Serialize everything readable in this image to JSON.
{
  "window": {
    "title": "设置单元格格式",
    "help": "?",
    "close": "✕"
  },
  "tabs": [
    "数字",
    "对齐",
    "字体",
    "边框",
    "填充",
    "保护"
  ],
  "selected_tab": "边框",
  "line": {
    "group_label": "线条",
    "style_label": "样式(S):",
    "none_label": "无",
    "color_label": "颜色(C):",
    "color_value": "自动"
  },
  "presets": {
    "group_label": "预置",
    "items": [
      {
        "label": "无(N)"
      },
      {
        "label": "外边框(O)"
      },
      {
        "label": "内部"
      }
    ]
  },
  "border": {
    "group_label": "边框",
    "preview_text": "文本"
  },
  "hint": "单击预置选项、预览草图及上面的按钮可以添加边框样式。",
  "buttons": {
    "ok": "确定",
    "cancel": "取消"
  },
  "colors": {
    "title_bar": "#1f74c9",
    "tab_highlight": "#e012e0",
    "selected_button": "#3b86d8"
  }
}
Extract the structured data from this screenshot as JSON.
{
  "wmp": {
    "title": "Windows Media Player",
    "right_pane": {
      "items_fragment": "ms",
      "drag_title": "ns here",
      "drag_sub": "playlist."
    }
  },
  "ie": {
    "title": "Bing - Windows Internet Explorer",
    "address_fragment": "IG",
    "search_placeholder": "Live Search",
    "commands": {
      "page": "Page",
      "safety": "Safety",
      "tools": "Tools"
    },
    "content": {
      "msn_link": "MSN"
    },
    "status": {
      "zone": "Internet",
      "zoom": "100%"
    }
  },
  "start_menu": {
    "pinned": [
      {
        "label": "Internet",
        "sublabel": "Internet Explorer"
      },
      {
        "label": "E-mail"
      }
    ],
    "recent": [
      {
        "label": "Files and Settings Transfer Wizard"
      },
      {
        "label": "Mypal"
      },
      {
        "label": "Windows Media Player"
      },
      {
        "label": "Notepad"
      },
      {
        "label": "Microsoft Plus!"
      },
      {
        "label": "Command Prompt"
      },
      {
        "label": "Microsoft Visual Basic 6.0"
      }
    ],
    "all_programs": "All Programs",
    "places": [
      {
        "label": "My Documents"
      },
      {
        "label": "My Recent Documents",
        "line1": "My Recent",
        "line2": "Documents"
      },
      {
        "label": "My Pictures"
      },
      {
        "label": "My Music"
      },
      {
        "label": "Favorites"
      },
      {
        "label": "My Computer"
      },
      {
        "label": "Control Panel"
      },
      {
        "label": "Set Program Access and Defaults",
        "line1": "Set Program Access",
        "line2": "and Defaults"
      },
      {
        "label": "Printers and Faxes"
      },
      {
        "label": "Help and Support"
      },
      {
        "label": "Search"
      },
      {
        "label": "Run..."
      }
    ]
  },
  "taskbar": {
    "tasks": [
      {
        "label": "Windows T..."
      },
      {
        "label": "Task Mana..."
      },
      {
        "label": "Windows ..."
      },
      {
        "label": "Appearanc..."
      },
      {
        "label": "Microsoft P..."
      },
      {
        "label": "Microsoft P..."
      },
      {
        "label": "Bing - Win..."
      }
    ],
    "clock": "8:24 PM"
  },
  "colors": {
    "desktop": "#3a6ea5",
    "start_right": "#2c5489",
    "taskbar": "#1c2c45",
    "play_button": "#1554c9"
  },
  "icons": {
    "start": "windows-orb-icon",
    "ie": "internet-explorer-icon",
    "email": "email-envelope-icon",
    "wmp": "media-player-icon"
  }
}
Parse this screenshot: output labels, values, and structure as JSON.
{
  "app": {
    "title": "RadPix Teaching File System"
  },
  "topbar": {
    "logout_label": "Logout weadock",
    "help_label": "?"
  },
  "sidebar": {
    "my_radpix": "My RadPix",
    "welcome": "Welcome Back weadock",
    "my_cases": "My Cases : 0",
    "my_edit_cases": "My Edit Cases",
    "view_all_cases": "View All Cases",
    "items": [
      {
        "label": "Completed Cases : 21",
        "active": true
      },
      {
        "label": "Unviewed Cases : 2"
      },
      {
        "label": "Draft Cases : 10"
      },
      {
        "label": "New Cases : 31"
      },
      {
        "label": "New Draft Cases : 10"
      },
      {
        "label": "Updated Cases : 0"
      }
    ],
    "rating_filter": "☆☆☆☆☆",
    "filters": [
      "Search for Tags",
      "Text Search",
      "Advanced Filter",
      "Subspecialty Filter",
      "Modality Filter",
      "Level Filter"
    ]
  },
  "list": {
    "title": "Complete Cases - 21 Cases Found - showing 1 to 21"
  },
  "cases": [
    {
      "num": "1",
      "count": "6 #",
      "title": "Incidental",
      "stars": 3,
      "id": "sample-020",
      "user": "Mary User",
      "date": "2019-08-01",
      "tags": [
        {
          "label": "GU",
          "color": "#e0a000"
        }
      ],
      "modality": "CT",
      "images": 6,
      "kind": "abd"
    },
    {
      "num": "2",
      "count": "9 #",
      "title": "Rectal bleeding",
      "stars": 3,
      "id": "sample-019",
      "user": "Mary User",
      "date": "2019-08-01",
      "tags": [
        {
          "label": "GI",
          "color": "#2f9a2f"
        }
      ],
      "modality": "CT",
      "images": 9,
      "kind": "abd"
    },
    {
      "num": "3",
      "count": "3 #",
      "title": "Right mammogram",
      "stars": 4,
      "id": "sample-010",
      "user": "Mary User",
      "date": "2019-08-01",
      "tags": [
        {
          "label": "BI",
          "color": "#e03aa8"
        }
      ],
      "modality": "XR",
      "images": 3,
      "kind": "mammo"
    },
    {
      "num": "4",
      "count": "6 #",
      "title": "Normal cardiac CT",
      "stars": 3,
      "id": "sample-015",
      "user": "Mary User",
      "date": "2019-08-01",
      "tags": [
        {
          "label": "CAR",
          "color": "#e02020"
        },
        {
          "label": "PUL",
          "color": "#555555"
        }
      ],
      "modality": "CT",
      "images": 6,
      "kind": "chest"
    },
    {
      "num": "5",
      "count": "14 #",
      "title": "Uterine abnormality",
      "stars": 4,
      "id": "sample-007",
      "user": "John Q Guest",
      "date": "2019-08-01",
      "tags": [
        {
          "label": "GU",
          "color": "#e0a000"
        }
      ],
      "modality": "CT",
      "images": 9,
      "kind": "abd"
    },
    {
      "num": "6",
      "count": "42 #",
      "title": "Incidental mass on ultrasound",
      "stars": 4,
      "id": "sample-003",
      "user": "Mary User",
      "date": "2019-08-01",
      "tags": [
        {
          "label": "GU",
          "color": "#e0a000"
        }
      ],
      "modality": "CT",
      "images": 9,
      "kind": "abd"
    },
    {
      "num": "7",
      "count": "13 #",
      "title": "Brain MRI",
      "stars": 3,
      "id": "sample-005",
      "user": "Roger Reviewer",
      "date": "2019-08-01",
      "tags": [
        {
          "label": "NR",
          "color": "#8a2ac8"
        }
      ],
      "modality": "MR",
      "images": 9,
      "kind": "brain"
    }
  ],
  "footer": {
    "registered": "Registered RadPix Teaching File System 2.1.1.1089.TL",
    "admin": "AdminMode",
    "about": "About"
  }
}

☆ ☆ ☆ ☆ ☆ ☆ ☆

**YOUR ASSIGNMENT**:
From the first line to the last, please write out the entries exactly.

**RESULT OF THE TASK**:
Serialize everything readable in this image to JSON.
{
  "window": {
    "title": "设置单元格格式",
    "help": "?",
    "close": "✕"
  },
  "tabs": [
    "数字",
    "对齐",
    "字体",
    "边框",
    "填充",
    "保护"
  ],
  "selected_tab": "边框",
  "line": {
    "group_label": "线条",
    "style_label": "样式(S):",
    "none_label": "无",
    "color_label": "颜色(C):",
    "color_value": "自动"
  },
  "presets": {
    "group_label": "预置",
    "items": [
      {
        "label": "无(N)"
      },
      {
        "label": "外边框(O)"
      },
      {
        "label": "内部"
      }
    ]
  },
  "border": {
    "group_label": "边框",
    "preview_text": "文本"
  },
  "hint": "单击预置选项、预览草图及上面的按钮可以添加边框样式。",
  "buttons": {
    "ok": "确定",
    "cancel": "取消"
  },
  "colors": {
    "title_bar": "#1f74c9",
    "tab_highlight": "#e012e0",
    "selected_button": "#3b86d8"
  }
}
Extract the structured data from this screenshot as JSON.
{
  "wmp": {
    "title": "Windows Media Player",
    "right_pane": {
      "items_fragment": "ms",
      "drag_title": "ns here",
      "drag_sub": "playlist."
    }
  },
  "ie": {
    "title": "Bing - Windows Internet Explorer",
    "address_fragment": "IG",
    "search_placeholder": "Live Search",
    "commands": {
      "page": "Page",
      "safety": "Safety",
      "tools": "Tools"
    },
    "content": {
      "msn_link": "MSN"
    },
    "status": {
      "zone": "Internet",
      "zoom": "100%"
    }
  },
  "start_menu": {
    "pinned": [
      {
        "label": "Internet",
        "sublabel": "Internet Explorer"
      },
      {
        "label": "E-mail"
      }
    ],
    "recent": [
      {
        "label": "Files and Settings Transfer Wizard"
      },
      {
        "label": "Mypal"
      },
      {
        "label": "Windows Media Player"
      },
      {
        "label": "Notepad"
      },
      {
        "label": "Microsoft Plus!"
      },
      {
        "label": "Command Prompt"
      },
      {
        "label": "Microsoft Visual Basic 6.0"
      }
    ],
    "all_programs": "All Programs",
    "places": [
      {
        "label": "My Documents"
      },
      {
        "label": "My Recent Documents",
        "line1": "My Recent",
        "line2": "Documents"
      },
      {
        "label": "My Pictures"
      },
      {
        "label": "My Music"
      },
      {
        "label": "Favorites"
      },
      {
        "label": "My Computer"
      },
      {
        "label": "Control Panel"
      },
      {
        "label": "Set Program Access and Defaults",
        "line1": "Set Program Access",
        "line2": "and Defaults"
      },
      {
        "label": "Printers and Faxes"
      },
      {
        "label": "Help and Support"
      },
      {
        "label": "Search"
      },
      {
        "label": "Run..."
      }
    ]
  },
  "taskbar": {
    "tasks": [
      {
        "label": "Windows T..."
      },
      {
        "label": "Task Mana..."
      },
      {
        "label": "Windows ..."
      },
      {
        "label": "Appearanc..."
      },
      {
        "label": "Microsoft P..."
      },
      {
        "label": "Microsoft P..."
      },
      {
        "label": "Bing - Win..."
      }
    ],
    "clock": "8:24 PM"
  },
  "colors": {
    "desktop": "#3a6ea5",
    "start_right": "#2c5489",
    "taskbar": "#1c2c45",
    "play_button": "#1554c9"
  },
  "icons": {
    "start": "windows-orb-icon",
    "ie": "internet-explorer-icon",
    "email": "email-envelope-icon",
    "wmp": "media-player-icon"
  }
}
Parse this screenshot: output labels, values, and structure as JSON.
{
  "app": {
    "title": "RadPix Teaching File System"
  },
  "topbar": {
    "logout_label": "Logout weadock",
    "help_label": "?"
  },
  "sidebar": {
    "my_radpix": "My RadPix",
    "welcome": "Welcome Back weadock",
    "my_cases": "My Cases : 0",
    "my_edit_cases": "My Edit Cases",
    "view_all_cases": "View All Cases",
    "items": [
      {
        "label": "Completed Cases : 21",
        "active": true
      },
      {
        "label": "Unviewed Cases : 2"
      },
      {
        "label": "Draft Cases : 10"
      },
      {
        "label": "New Cases : 31"
      },
      {
        "label": "New Draft Cases : 10"
      },
      {
        "label": "Updated Cases : 0"
      }
    ],
    "rating_filter": "☆☆☆☆☆",
    "filters": [
      "Search for Tags",
      "Text Search",
      "Advanced Filter",
      "Subspecialty Filter",
      "Modality Filter",
      "Level Filter"
    ]
  },
  "list": {
    "title": "Complete Cases - 21 Cases Found - showing 1 to 21"
  },
  "cases": [
    {
      "num": "1",
      "count": "6 #",
      "title": "Incidental",
      "stars": 3,
      "id": "sample-020",
      "user": "Mary User",
      "date": "2019-08-01",
      "tags": [
        {
          "label": "GU",
          "color": "#e0a000"
        }
      ],
      "modality": "CT",
      "images": 6,
      "kind": "abd"
    },
    {
      "num": "2",
      "count": "9 #",
      "title": "Rectal bleeding",
      "stars": 3,
      "id": "sample-019",
      "user": "Mary User",
      "date": "2019-08-01",
      "tags": [
        {
          "label": "GI",
          "color": "#2f9a2f"
        }
      ],
      "modality": "CT",
      "images": 9,
      "kind": "abd"
    },
    {
      "num": "3",
      "count": "3 #",
      "title": "Right mammogram",
      "stars": 4,
      "id": "sample-010",
      "user": "Mary User",
      "date": "2019-08-01",
      "tags": [
        {
          "label": "BI",
          "color": "#e03aa8"
        }
      ],
      "modality": "XR",
      "images": 3,
      "kind": "mammo"
    },
    {
      "num": "4",
      "count": "6 #",
      "title": "Normal cardiac CT",
      "stars": 3,
      "id": "sample-015",
      "user": "Mary User",
      "date": "2019-08-01",
      "tags": [
        {
          "label": "CAR",
          "color": "#e02020"
        },
        {
          "label": "PUL",
          "color": "#555555"
        }
      ],
      "modality": "CT",
      "images": 6,
      "kind": "chest"
    },
    {
      "num": "5",
      "count": "14 #",
      "title": "Uterine abnormality",
      "stars": 4,
      "id": "sample-007",
      "user": "John Q Guest",
      "date": "2019-08-01",
      "tags": [
        {
          "label": "GU",
          "color": "#e0a000"
        }
      ],
      "modality": "CT",
      "images": 9,
      "kind": "abd"
    },
    {
      "num": "6",
      "count": "42 #",
      "title": "Incidental mass on ultrasound",
      "stars": 4,
      "id": "sample-003",
      "user": "Mary User",
      "date": "2019-08-01",
      "tags": [
        {
          "label": "GU",
          "color": "#e0a000"
        }
      ],
      "modality": "CT",
      "images": 9,
      "kind": "abd"
    },
    {
      "num": "7",
      "count": "13 #",
      "title": "Brain MRI",
      "stars": 3,
      "id": "sample-005",
      "user": "Roger Reviewer",
      "date": "2019-08-01",
      "tags": [
        {
          "label": "NR",
          "color": "#8a2ac8"
        }
      ],
      "modality": "MR",
      "images": 9,
      "kind": "brain"
    }
  ],
  "footer": {
    "registered": "Registered RadPix Teaching File System 2.1.1.1089.TL",
    "admin": "AdminMode",
    "about": "About"
  }
}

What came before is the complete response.